We know people can pass the virus on to others without showing any symptoms themselves.
The prevention of nosocomial transmission of COVID-19 infection has, as for all nations, been a major focus and challenge for Wales.
The NHS in Wales has worked incredibly hard throughout the pandemic to do all it can to keep the virus out of healthcare settings and to protect people being cared for, often in very difficult circumstances.
Strict infection prevention and control guidance has been followed and we have issued extensive guidance on social distancing, hospital visiting, ventilation and PPE. Testing for health and social care workers has been prioritised
Staff were among the first to be vaccinated and many millions of items of PPE have been used to help protect staff and patients.

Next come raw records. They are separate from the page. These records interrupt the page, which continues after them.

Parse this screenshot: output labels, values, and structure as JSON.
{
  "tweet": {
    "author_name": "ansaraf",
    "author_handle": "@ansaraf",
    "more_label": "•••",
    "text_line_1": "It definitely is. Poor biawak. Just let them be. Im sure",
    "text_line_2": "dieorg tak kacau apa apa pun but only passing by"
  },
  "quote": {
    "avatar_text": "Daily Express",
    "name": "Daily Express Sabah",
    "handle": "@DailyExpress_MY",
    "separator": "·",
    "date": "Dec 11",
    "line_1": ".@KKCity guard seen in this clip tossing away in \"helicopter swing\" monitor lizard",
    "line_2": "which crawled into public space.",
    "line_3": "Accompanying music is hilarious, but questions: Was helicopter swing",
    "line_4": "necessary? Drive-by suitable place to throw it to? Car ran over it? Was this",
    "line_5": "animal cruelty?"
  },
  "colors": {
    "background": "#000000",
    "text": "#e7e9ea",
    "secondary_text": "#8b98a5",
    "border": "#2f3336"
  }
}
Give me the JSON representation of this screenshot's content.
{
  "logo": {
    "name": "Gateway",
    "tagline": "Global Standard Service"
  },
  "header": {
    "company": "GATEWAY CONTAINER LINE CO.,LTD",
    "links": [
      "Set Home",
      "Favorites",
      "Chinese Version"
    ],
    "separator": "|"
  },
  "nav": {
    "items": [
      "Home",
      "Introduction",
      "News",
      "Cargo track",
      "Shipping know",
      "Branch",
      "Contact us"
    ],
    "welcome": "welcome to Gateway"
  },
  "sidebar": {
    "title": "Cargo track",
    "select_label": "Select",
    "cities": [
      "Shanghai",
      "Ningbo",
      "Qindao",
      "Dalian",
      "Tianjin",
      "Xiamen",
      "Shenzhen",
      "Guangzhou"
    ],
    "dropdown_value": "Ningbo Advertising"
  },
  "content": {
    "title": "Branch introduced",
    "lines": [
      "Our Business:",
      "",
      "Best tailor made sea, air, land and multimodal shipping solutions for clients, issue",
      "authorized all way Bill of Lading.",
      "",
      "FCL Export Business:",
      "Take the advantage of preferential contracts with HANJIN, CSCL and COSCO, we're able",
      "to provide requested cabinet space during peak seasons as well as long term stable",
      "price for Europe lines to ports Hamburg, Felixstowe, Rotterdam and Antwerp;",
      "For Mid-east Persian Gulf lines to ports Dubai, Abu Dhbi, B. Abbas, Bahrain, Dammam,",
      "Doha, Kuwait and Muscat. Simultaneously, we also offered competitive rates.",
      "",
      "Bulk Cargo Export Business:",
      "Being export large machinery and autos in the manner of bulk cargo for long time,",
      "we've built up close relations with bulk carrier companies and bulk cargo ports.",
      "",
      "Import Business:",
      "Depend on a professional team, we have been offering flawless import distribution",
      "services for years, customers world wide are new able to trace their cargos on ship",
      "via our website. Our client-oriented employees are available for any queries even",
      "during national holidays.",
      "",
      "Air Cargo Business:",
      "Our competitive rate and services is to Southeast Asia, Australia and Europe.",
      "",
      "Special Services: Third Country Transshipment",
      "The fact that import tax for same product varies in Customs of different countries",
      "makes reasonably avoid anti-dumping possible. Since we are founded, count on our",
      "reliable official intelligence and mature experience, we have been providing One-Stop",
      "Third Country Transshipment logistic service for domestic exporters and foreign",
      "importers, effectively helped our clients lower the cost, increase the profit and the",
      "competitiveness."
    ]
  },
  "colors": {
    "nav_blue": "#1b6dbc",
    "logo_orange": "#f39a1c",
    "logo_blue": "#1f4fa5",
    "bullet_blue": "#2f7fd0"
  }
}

Throughout the pandemic, the NHS in Wales, including Swansea Bay UHB, have followed the UK infection prevention and control guidance. This guidance has been regularly updated as we have learned more about coronavirus and how it spreads, including about how people can spread the virus without showing any symptoms.
Guidance has also been issued to the NHS and regularly updated about social distancing, bed spacing, staff and patient testing, ventilation and mask wearing.
It is clear that high community incidence of coronavirus results in a higher hospital admission rate. Nosocomial transmission appears then to follow on from hospital admissions.
Coronavirus has proved to be highly transmissible in all closed settings, even when individuals have no symptoms. Consequently, nosocomial transmission has been evident in all Welsh health boards, acute hospitals and many care homes.
Despite all the measures taken to safeguard against infections, very sadly people have died after acquiring COVID-19 in healthcare settings.
Swansea Bay UHB set up a Nosocomial Review Team in 2021 to identify patients who contracted Covid-19 while in healthcare settings. Reviews conducted by the team identify learning to improve systems and processes. Any issues in care provided are also identified and will be taken forward in line with the NHS (Concerns, Complaints and Redress Arrangements (Wales) Regulations 2011.
Given that the initial work of the Nosocomial Review Team has focused on deaths from nosocomial COVID-19, the next phase of work entails contacting families to notify them of the position and that a review will be completed. We propose to begin contacting families in June 2022 and will work with stakeholders to ensure support is available.